**DATA TO PROCESS:**
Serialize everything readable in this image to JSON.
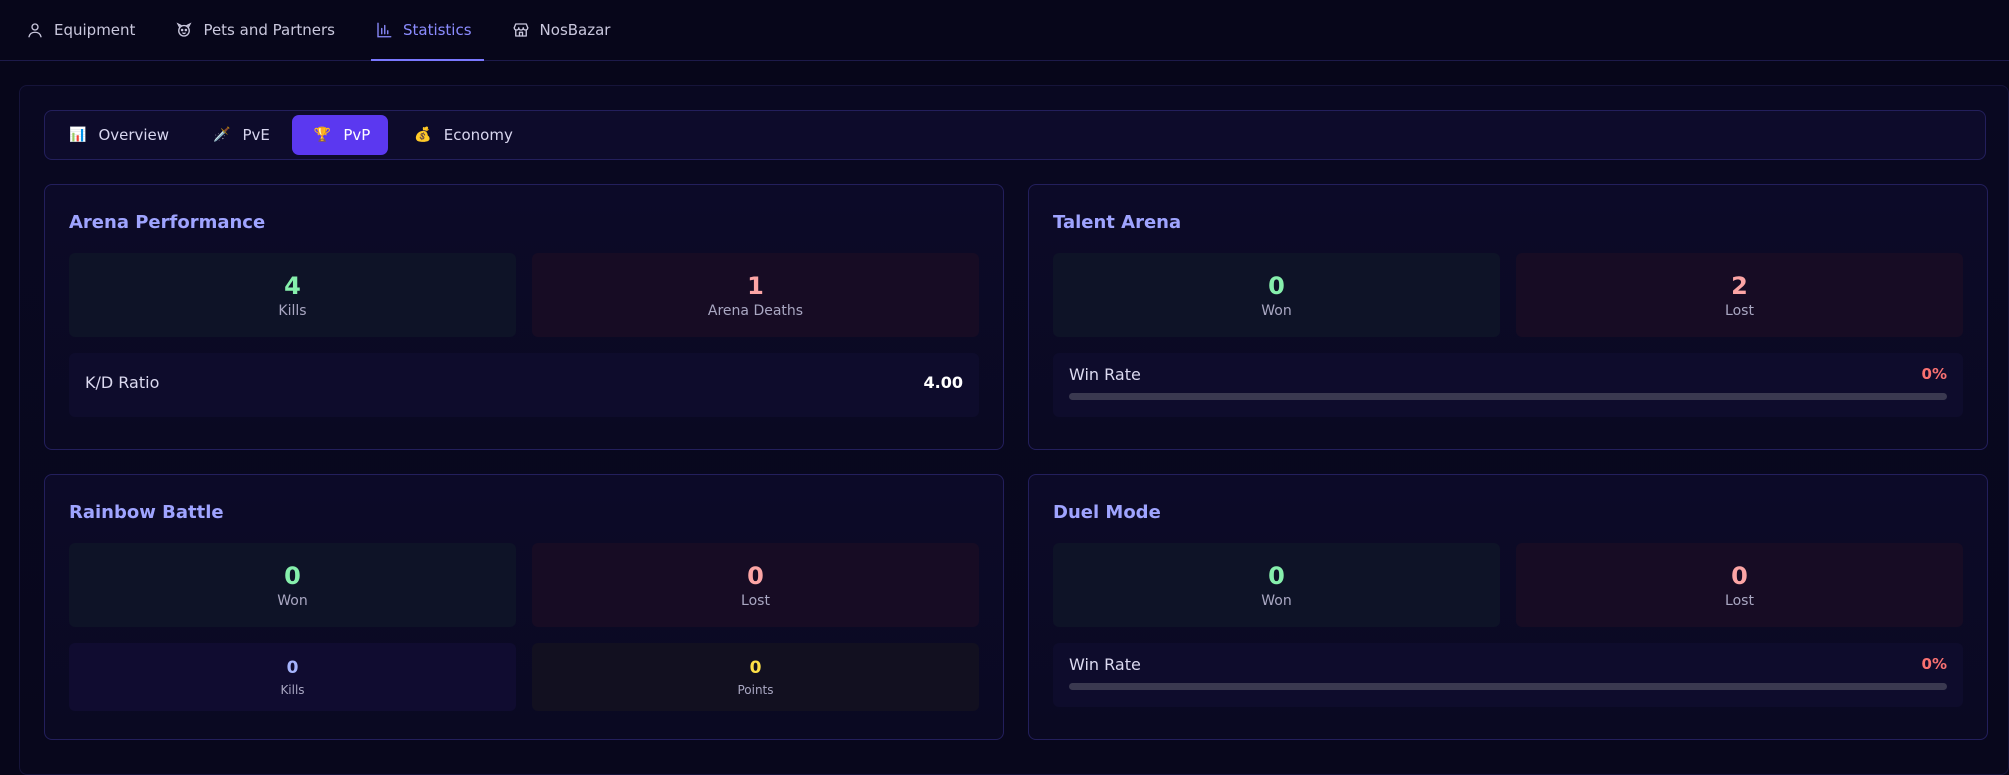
{
  "topnav": {
    "items": [
      {
        "label": "Equipment",
        "icon": "person-icon"
      },
      {
        "label": "Pets and Partners",
        "icon": "pet-icon"
      },
      {
        "label": "Statistics",
        "icon": "bar-chart-icon",
        "active": true
      },
      {
        "label": "NosBazar",
        "icon": "store-icon"
      }
    ]
  },
  "subtabs": {
    "items": [
      {
        "label": "Overview",
        "emoji": "📊"
      },
      {
        "label": "PvE",
        "emoji": "🗡️"
      },
      {
        "label": "PvP",
        "emoji": "🏆",
        "active": true
      },
      {
        "label": "Economy",
        "emoji": "💰"
      }
    ]
  },
  "arena": {
    "title": "Arena Performance",
    "kills": {
      "value": "4",
      "label": "Kills"
    },
    "deaths": {
      "value": "1",
      "label": "Arena Deaths"
    },
    "kd": {
      "label": "K/D Ratio",
      "value": "4.00"
    }
  },
  "talent": {
    "title": "Talent Arena",
    "won": {
      "value": "0",
      "label": "Won"
    },
    "lost": {
      "value": "2",
      "label": "Lost"
    },
    "winrate": {
      "label": "Win Rate",
      "value": "0%",
      "fraction": 0
    }
  },
  "rainbow": {
    "title": "Rainbow Battle",
    "won": {
      "value": "0",
      "label": "Won"
    },
    "lost": {
      "value": "0",
      "label": "Lost"
    },
    "kills": {
      "value": "0",
      "label": "Kills"
    },
    "points": {
      "value": "0",
      "label": "Points"
    }
  },
  "duel": {
    "title": "Duel Mode",
    "won": {
      "value": "0",
      "label": "Won"
    },
    "lost": {
      "value": "0",
      "label": "Lost"
    },
    "winrate": {
      "label": "Win Rate",
      "value": "0%",
      "fraction": 0
    }
  },
  "colors": {
    "accent": "#5b38f0",
    "title": "#9fa4ff",
    "positive": "#86efac",
    "negative": "#fca5a5",
    "winrate": "#f87171"
  }
}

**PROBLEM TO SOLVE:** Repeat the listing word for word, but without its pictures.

**EXERCISE ANSWER:**
Serialize everything readable in this image to JSON.
{
  "topnav": {
    "items": [
      {
        "label": "Equipment",
        "icon": "person-icon"
      },
      {
        "label": "Pets and Partners",
        "icon": "pet-icon"
      },
      {
        "label": "Statistics",
        "icon": "bar-chart-icon",
        "active": true
      },
      {
        "label": "NosBazar",
        "icon": "store-icon"
      }
    ]
  },
  "subtabs": {
    "items": [
      {
        "label": "Overview",
        "emoji": "📊"
      },
      {
        "label": "PvE",
        "emoji": "🗡️"
      },
      {
        "label": "PvP",
        "emoji": "🏆",
        "active": true
      },
      {
        "label": "Economy",
        "emoji": "💰"
      }
    ]
  },
  "arena": {
    "title": "Arena Performance",
    "kills": {
      "value": "4",
      "label": "Kills"
    },
    "deaths": {
      "value": "1",
      "label": "Arena Deaths"
    },
    "kd": {
      "label": "K/D Ratio",
      "value": "4.00"
    }
  },
  "talent": {
    "title": "Talent Arena",
    "won": {
      "value": "0",
      "label": "Won"
    },
    "lost": {
      "value": "2",
      "label": "Lost"
    },
    "winrate": {
      "label": "Win Rate",
      "value": "0%",
      "fraction": 0
    }
  },
  "rainbow": {
    "title": "Rainbow Battle",
    "won": {
      "value": "0",
      "label": "Won"
    },
    "lost": {
      "value": "0",
      "label": "Lost"
    },
    "kills": {
      "value": "0",
      "label": "Kills"
    },
    "points": {
      "value": "0",
      "label": "Points"
    }
  },
  "duel": {
    "title": "Duel Mode",
    "won": {
      "value": "0",
      "label": "Won"
    },
    "lost": {
      "value": "0",
      "label": "Lost"
    },
    "winrate": {
      "label": "Win Rate",
      "value": "0%",
      "fraction": 0
    }
  },
  "colors": {
    "accent": "#5b38f0",
    "title": "#9fa4ff",
    "positive": "#86efac",
    "negative": "#fca5a5",
    "winrate": "#f87171"
  }
}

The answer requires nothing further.